The most significant changes are an increase in allowable size for detached accessory dwelling units from 800 sq. ft. to 1,000 sq. ft. and decoupling the garage area from the allowable size. An increase in height limit will also make a big difference in some situations. Under the proposal owner occupancy would be required for only one year, rather than being abandoned altogether, in an attempt to limit speculative development interests. There are also a host of common sense code updates that are likely to improve the design of cottages whether or not they actually encourage more people to build them.
For a complete summary of the proposed changes
proposed code revisions
The public can comment on the proposed revisions through June 2nd by emailing Nick Welch at firstname.lastname@example.org
For a list of self guided backyard cottage tours please sign up for our backyard cottage invite list.
Monday, May 16
So what do cottage owner's talk about when they get together? The number one topic of conversation, after Donald Trump, was the $10,000 King County sewer capacity fee assessed to backyard cottages. Recently king county has begun charging the sewer capacity fee for backyard cottages as if they were new single family residences. Conversely, a much larger attached accessory dwelling unit or renovation of an existing residence does not pay the sewer capacity fee. It sounds like we will find out Wednesday if Seattle city council has been able to exert any pressure on King County for a more equitable assessment for backyard cottages.

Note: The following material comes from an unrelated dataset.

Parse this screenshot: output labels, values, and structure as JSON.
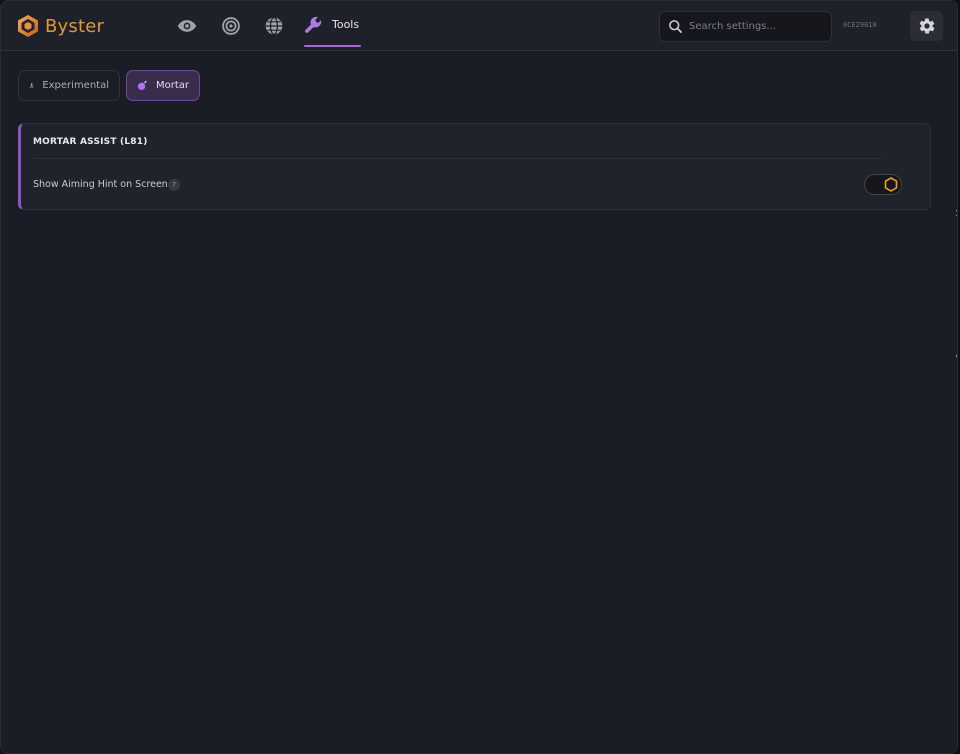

After a series of public meetings, reviewing public comments, and interviewing backyard cottage owners the Seattle city council and Office of Planning and Community Development are poised to release a draft proposal of measures to encourage the construction of backyard cottages.